Task description - Go through the listing below and show each line that has the word "this".

Input records -
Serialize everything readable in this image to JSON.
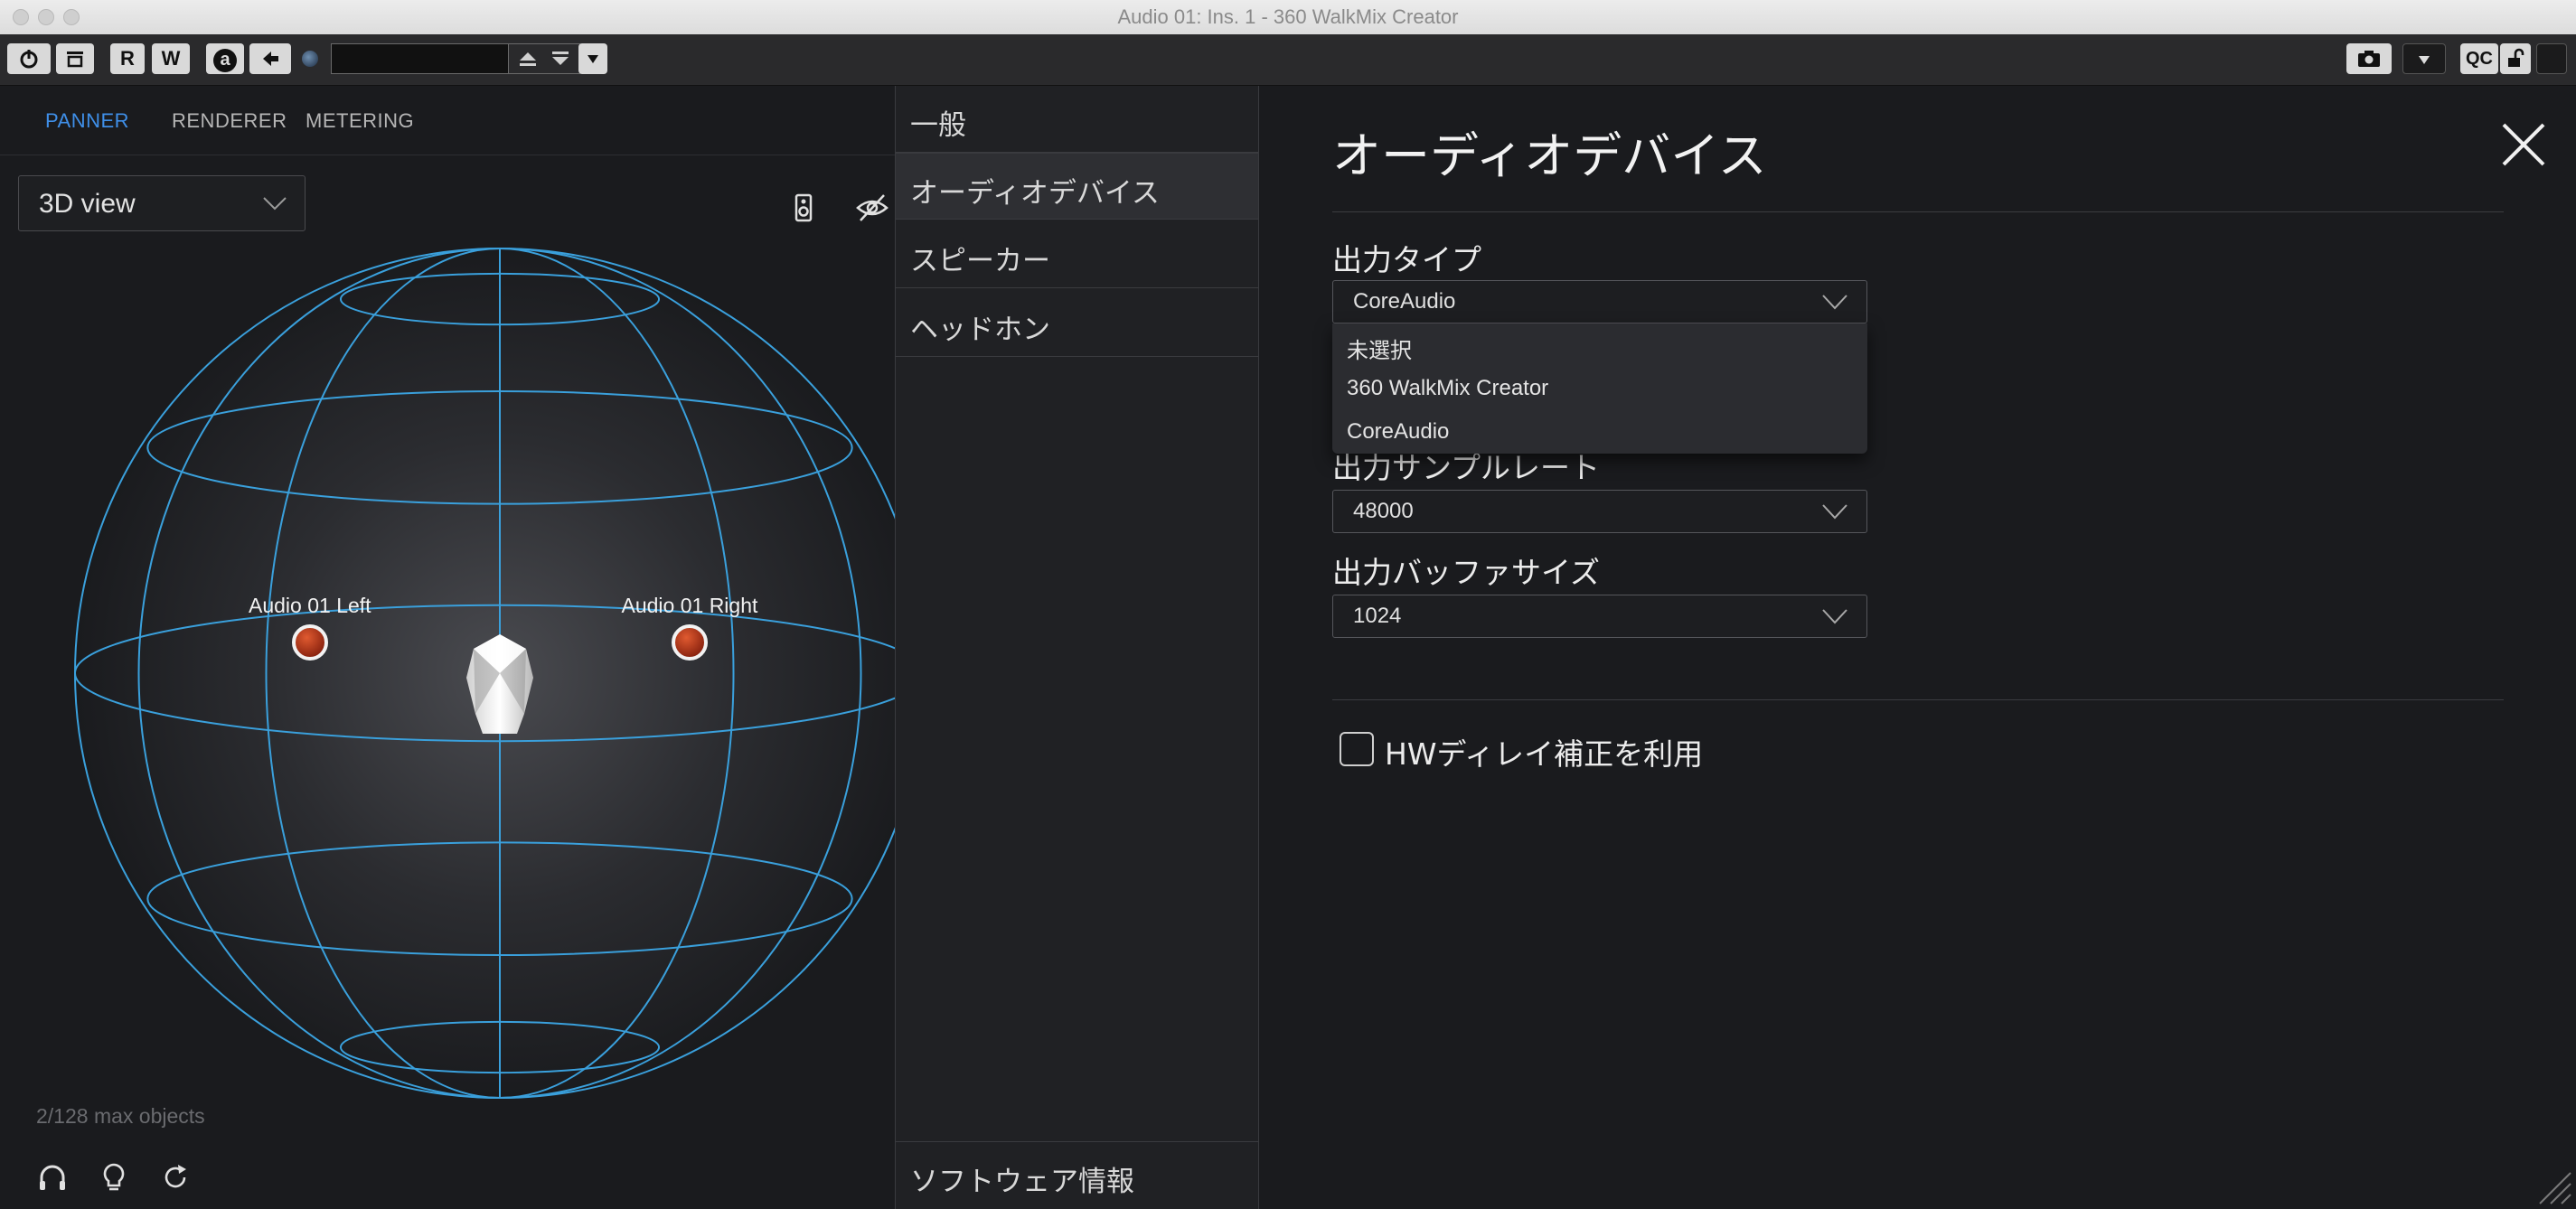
{
  "window": {
    "title": "Audio 01: Ins. 1 - 360 WalkMix Creator"
  },
  "toolbar": {
    "read_label": "R",
    "write_label": "W",
    "automation_label": "a",
    "qc_label": "QC",
    "preset_value": ""
  },
  "panner": {
    "tabs": [
      {
        "label": "PANNER",
        "active": true
      },
      {
        "label": "RENDERER",
        "active": false
      },
      {
        "label": "METERING",
        "active": false
      }
    ],
    "view_select": "3D view",
    "objects": [
      {
        "name": "Audio 01 Left",
        "azimuth_deg": 90,
        "elevation_deg": 0
      },
      {
        "name": "Audio 01 Right",
        "azimuth_deg": -90,
        "elevation_deg": 0
      }
    ],
    "object_count": "2/128 max objects",
    "icons": [
      "speaker-icon",
      "hidden-eye-icon",
      "headphones-icon",
      "lightbulb-icon",
      "reset-icon"
    ],
    "accent_color": "#3f8fe8",
    "wireframe_color": "#3aa0dc",
    "object_color": "#c23a18"
  },
  "settings_menu": {
    "items": [
      {
        "label": "一般",
        "active": false
      },
      {
        "label": "オーディオデバイス",
        "active": true
      },
      {
        "label": "スピーカー",
        "active": false
      },
      {
        "label": "ヘッドホン",
        "active": false
      }
    ],
    "footer_item": "ソフトウェア情報"
  },
  "audio_device": {
    "title": "オーディオデバイス",
    "output_type": {
      "label": "出力タイプ",
      "value": "CoreAudio",
      "options": [
        "未選択",
        "360 WalkMix Creator",
        "CoreAudio"
      ],
      "open": true
    },
    "sample_rate": {
      "label": "出力サンプルレート",
      "value": "48000"
    },
    "buffer_size": {
      "label": "出力バッファサイズ",
      "value": "1024"
    },
    "hw_delay": {
      "label": "HWディレイ補正を利用",
      "checked": false
    }
  }
}
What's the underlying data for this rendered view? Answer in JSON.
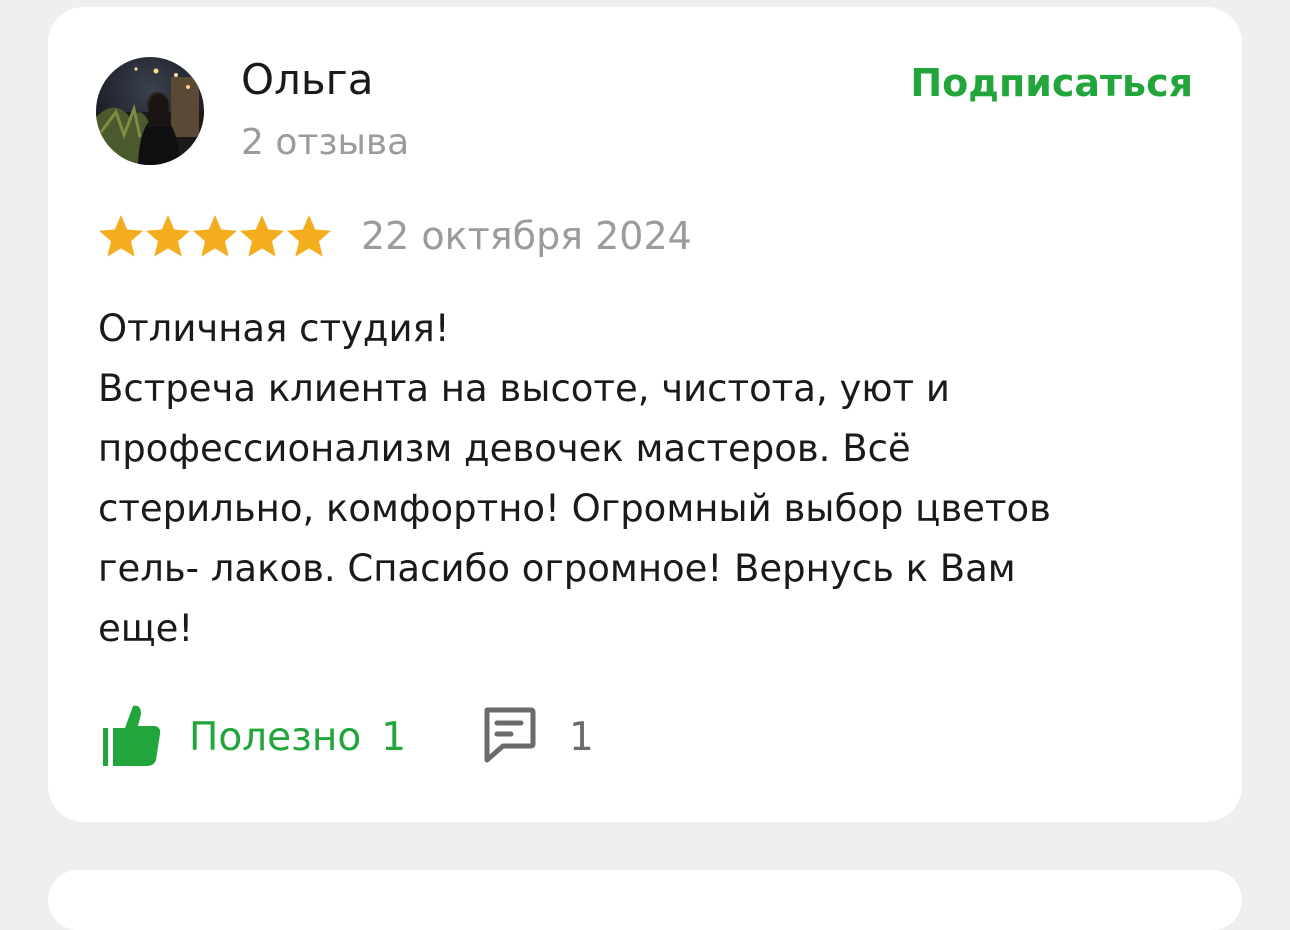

Finished task -
Serialize everything readable in this image to JSON.
What's the underlying data for this rendered view? Answer in JSON.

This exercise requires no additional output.